On 8/15/2011 2:12 PM, Mike Keesey wrote:

My resources are limited, but what I can glean indicates that the geo-record
>  shows powered flight as pre-dating the knee-walking pelvic limb condition
>  seen in modern birds, ratites (and phorusracoids, btw) included.

Interesting observation. Are there other taxa with long legs and short
femora?

No bipedals that I know of -- noting again that my resources are limited.

Also, didn't flight develop before the appearance of short
femora in the avian line?

Yes, that was my thought -- actually what I thought I said, femoral shortness seemingly associated 100% w/ knee-walking :).

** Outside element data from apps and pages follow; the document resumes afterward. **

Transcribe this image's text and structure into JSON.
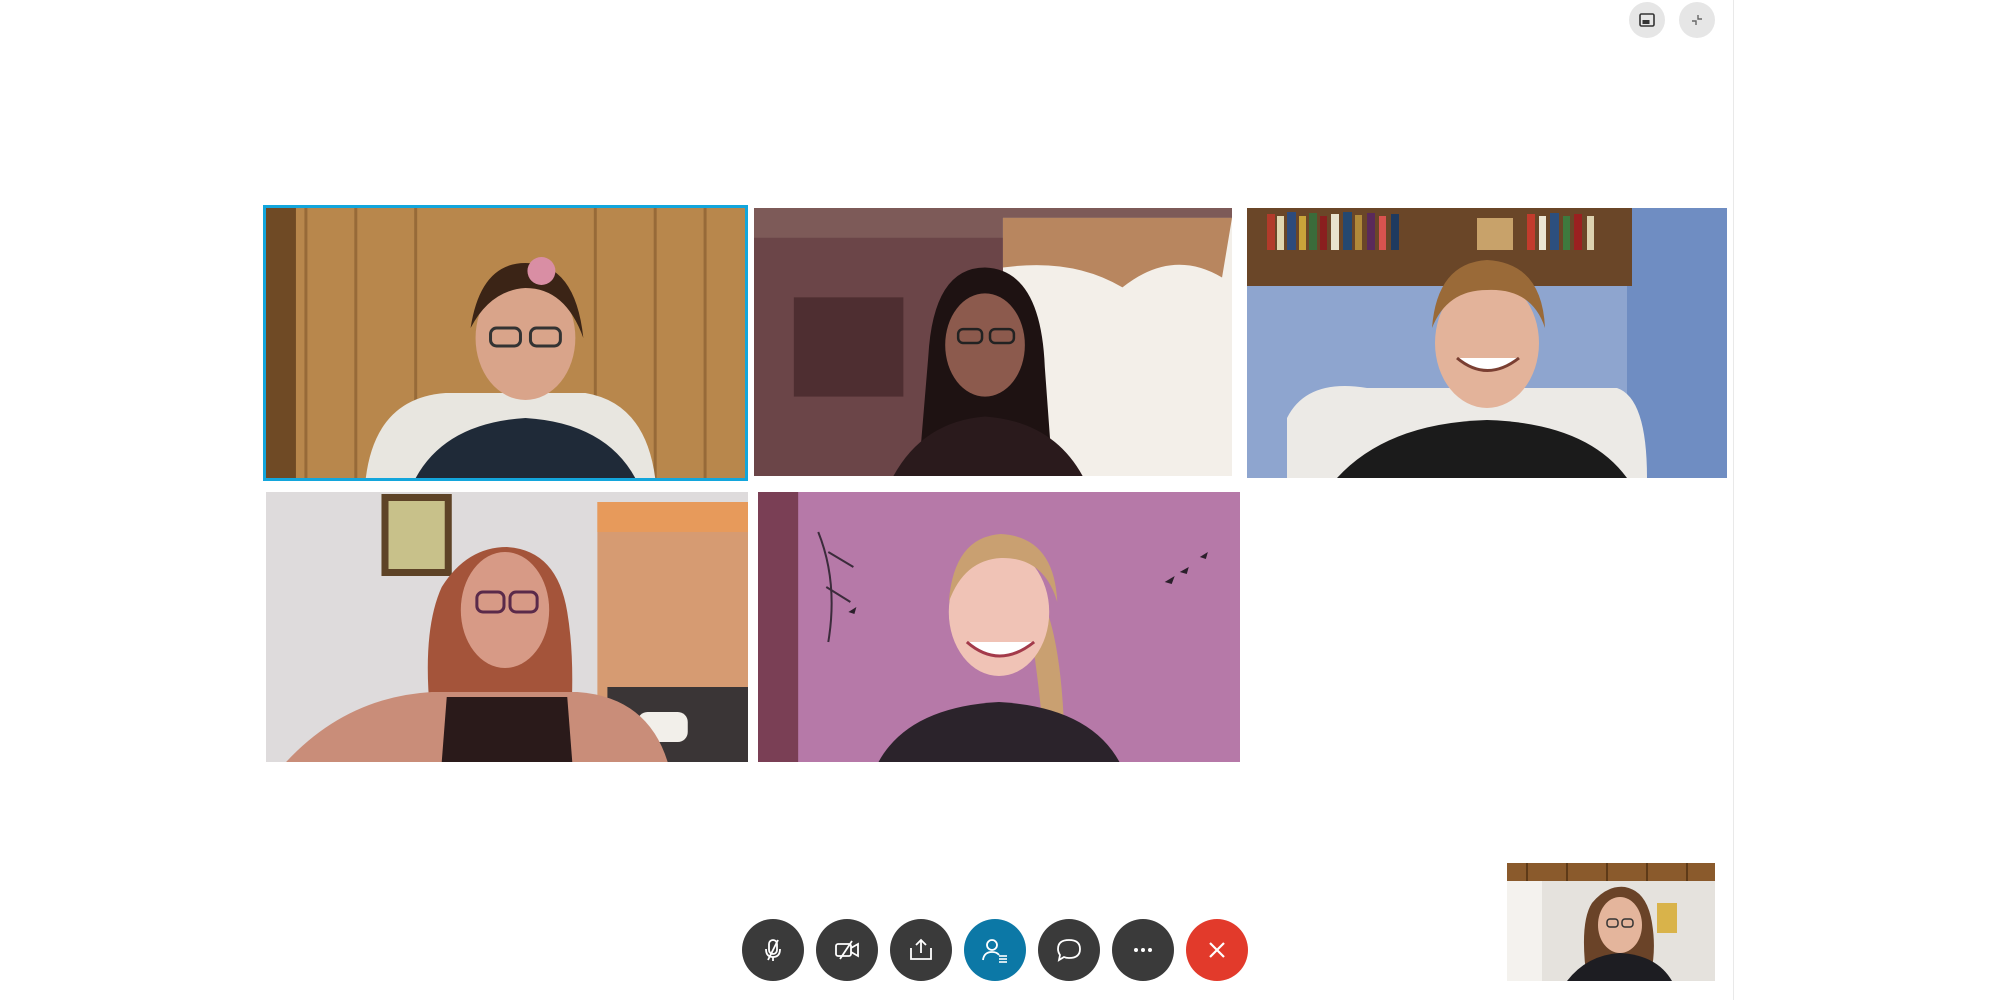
{
  "window": {
    "corner_buttons": [
      {
        "name": "pip-toggle",
        "icon": "picture-in-picture-icon"
      },
      {
        "name": "exit-fullscreen",
        "icon": "collapse-icon"
      }
    ]
  },
  "video_grid": {
    "participants": [
      {
        "position": "row1-col1",
        "active_speaker": true,
        "background": "wood-panel-wall"
      },
      {
        "position": "row1-col2",
        "active_speaker": false,
        "background": "dim-room-window"
      },
      {
        "position": "row1-col3",
        "active_speaker": false,
        "background": "blue-wall-bookshelf"
      },
      {
        "position": "row2-col1",
        "active_speaker": false,
        "background": "bright-room-curtain"
      },
      {
        "position": "row2-col2",
        "active_speaker": false,
        "background": "pink-wall-decals"
      }
    ]
  },
  "self_view": {
    "background": "wood-ceiling-room"
  },
  "call_controls": [
    {
      "name": "mute",
      "icon": "microphone-off-icon"
    },
    {
      "name": "camera",
      "icon": "video-off-icon"
    },
    {
      "name": "share",
      "icon": "share-icon"
    },
    {
      "name": "participants",
      "icon": "participants-icon",
      "highlighted": true
    },
    {
      "name": "chat",
      "icon": "chat-icon"
    },
    {
      "name": "more",
      "icon": "more-icon"
    },
    {
      "name": "hang-up",
      "icon": "hang-up-icon"
    }
  ],
  "colors": {
    "active_border": "#13a6dc",
    "control_bg": "#3a3a3a",
    "participants_bg": "#0c78a6",
    "hangup_bg": "#e23a2b"
  }
}
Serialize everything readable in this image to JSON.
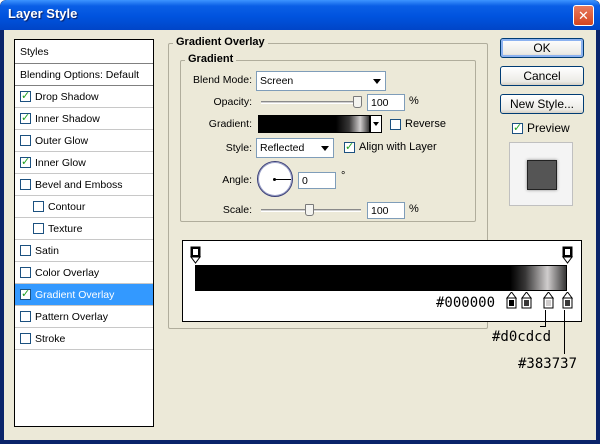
{
  "window": {
    "title": "Layer Style",
    "close_glyph": "✕"
  },
  "styles_list": {
    "header": "Styles",
    "blending": "Blending Options: Default",
    "items": [
      {
        "label": "Drop Shadow",
        "checked": true,
        "indent": false,
        "selected": false
      },
      {
        "label": "Inner Shadow",
        "checked": true,
        "indent": false,
        "selected": false
      },
      {
        "label": "Outer Glow",
        "checked": false,
        "indent": false,
        "selected": false
      },
      {
        "label": "Inner Glow",
        "checked": true,
        "indent": false,
        "selected": false
      },
      {
        "label": "Bevel and Emboss",
        "checked": false,
        "indent": false,
        "selected": false
      },
      {
        "label": "Contour",
        "checked": false,
        "indent": true,
        "selected": false
      },
      {
        "label": "Texture",
        "checked": false,
        "indent": true,
        "selected": false
      },
      {
        "label": "Satin",
        "checked": false,
        "indent": false,
        "selected": false
      },
      {
        "label": "Color Overlay",
        "checked": false,
        "indent": false,
        "selected": false
      },
      {
        "label": "Gradient Overlay",
        "checked": true,
        "indent": false,
        "selected": true
      },
      {
        "label": "Pattern Overlay",
        "checked": false,
        "indent": false,
        "selected": false
      },
      {
        "label": "Stroke",
        "checked": false,
        "indent": false,
        "selected": false
      }
    ]
  },
  "gradient_overlay": {
    "group_title": "Gradient Overlay",
    "subgroup_title": "Gradient",
    "blend_mode_label": "Blend Mode:",
    "blend_mode_value": "Screen",
    "opacity_label": "Opacity:",
    "opacity_value": "100",
    "opacity_unit": "%",
    "opacity_level": 1.0,
    "gradient_label": "Gradient:",
    "reverse_label": "Reverse",
    "reverse_checked": false,
    "style_label": "Style:",
    "style_value": "Reflected",
    "align_label": "Align with Layer",
    "align_checked": true,
    "angle_label": "Angle:",
    "angle_value": "0",
    "angle_unit": "°",
    "scale_label": "Scale:",
    "scale_value": "100",
    "scale_unit": "%",
    "scale_level": 0.5
  },
  "buttons": {
    "ok": "OK",
    "cancel": "Cancel",
    "new_style": "New Style...",
    "preview_label": "Preview",
    "preview_checked": true
  },
  "gradient_editor": {
    "stops": [
      {
        "color": "#000000",
        "position": 0.0
      },
      {
        "color": "#000000",
        "position": 0.85
      },
      {
        "color": "#383737",
        "position": 0.89
      },
      {
        "color": "#d0cdcd",
        "position": 0.95
      },
      {
        "color": "#383737",
        "position": 1.0
      }
    ],
    "annotations": {
      "black": "#000000",
      "light": "#d0cdcd",
      "dark": "#383737"
    }
  }
}
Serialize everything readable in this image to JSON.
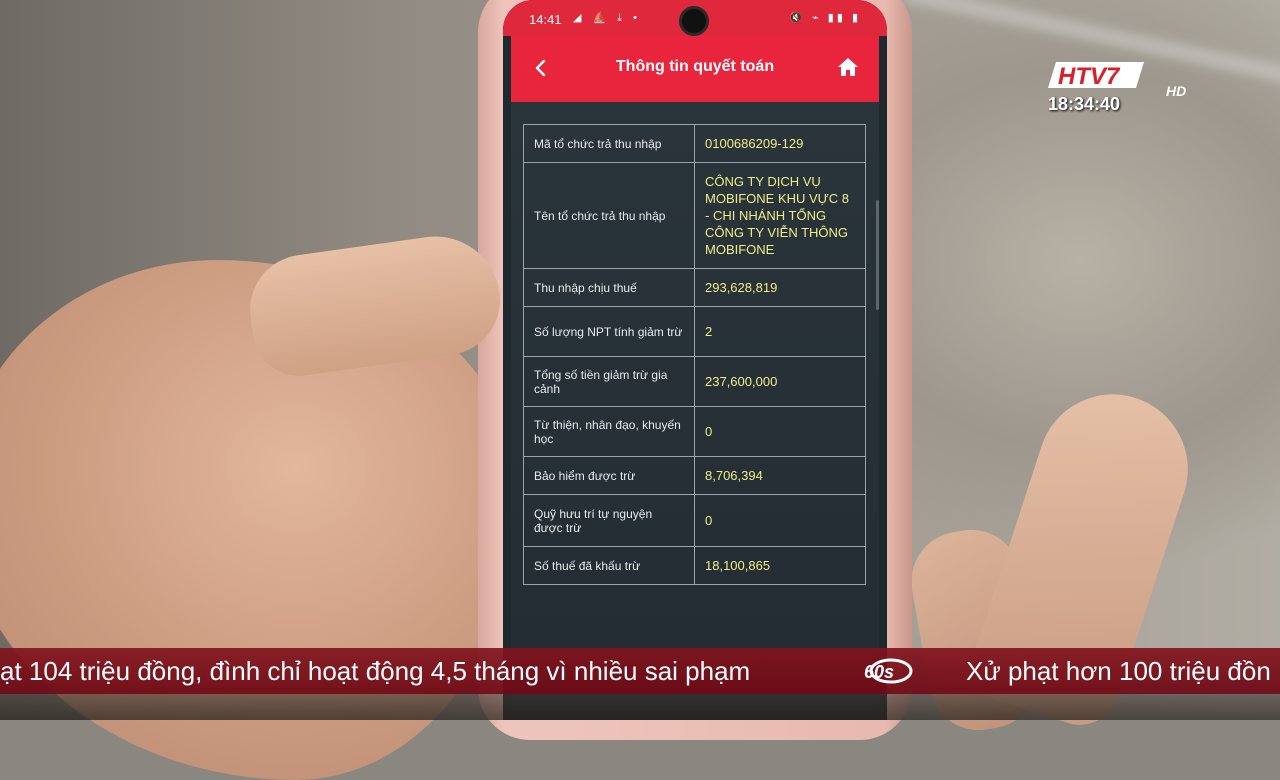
{
  "phone": {
    "status_time": "14:41",
    "status_icons_left": "◢ ⛵ ⤓ •",
    "status_icons_right": "🔇 ⌁ ▮▮ ▮",
    "header": {
      "title": "Thông tin quyết toán",
      "back_icon": "chevron-left-icon",
      "home_icon": "home-icon"
    },
    "rows": [
      {
        "label": "Mã tổ chức trả thu nhập",
        "value": "0100686209-129"
      },
      {
        "label": "Tên tổ chức trả thu nhập",
        "value": "CÔNG TY DỊCH VỤ MOBIFONE KHU VỰC 8 - CHI NHÁNH TỔNG CÔNG TY VIỄN THÔNG MOBIFONE"
      },
      {
        "label": "Thu nhập chịu thuế",
        "value": "293,628,819"
      },
      {
        "label": "Số lượng NPT tính giảm trừ",
        "value": "2"
      },
      {
        "label": "Tổng số tiền giảm trừ gia cảnh",
        "value": "237,600,000"
      },
      {
        "label": "Từ thiện, nhân đạo, khuyến học",
        "value": "0"
      },
      {
        "label": "Bảo hiểm được trừ",
        "value": "8,706,394"
      },
      {
        "label": "Quỹ hưu trí tự nguyện được trừ",
        "value": "0"
      },
      {
        "label": "Số thuế đã khấu trừ",
        "value": "18,100,865"
      }
    ],
    "colors": {
      "header": "#e8253c",
      "value_text": "#f0ee8a"
    }
  },
  "broadcast": {
    "channel_logo": "HTV7",
    "logo_suffix": "HD",
    "clock": "18:34:40",
    "ticker_1": "ạt 104 triệu đồng, đình chỉ hoạt động 4,5 tháng vì nhiều sai phạm",
    "ticker_logo": "60s",
    "ticker_2": "Xử phạt hơn 100 triệu đồn"
  }
}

That said, estimating the ratio: femoral length /(tibiotarsusal + tarsometatarsal length) -- yields a number line that has non-avian bipeds on one end, and modern birds on the other.

Assuming the bird pelvic leg condition is the result of optimization for powered flight (launch-leaping and short tail) predicts that there will be a number such that all modern birds will be on one side, and all other theropods on the other, and possibly even a continuum of birdiness.

(Even assuming a conservatively late
appearance of flight, around Pygostylia rather than Eumaniraptora.)

Which 'anatomically' rules out a basal non-phlight condition in ratites in my view (not that anyone here seriously advances that idea -- but the question was raised by Jason as a sidebar).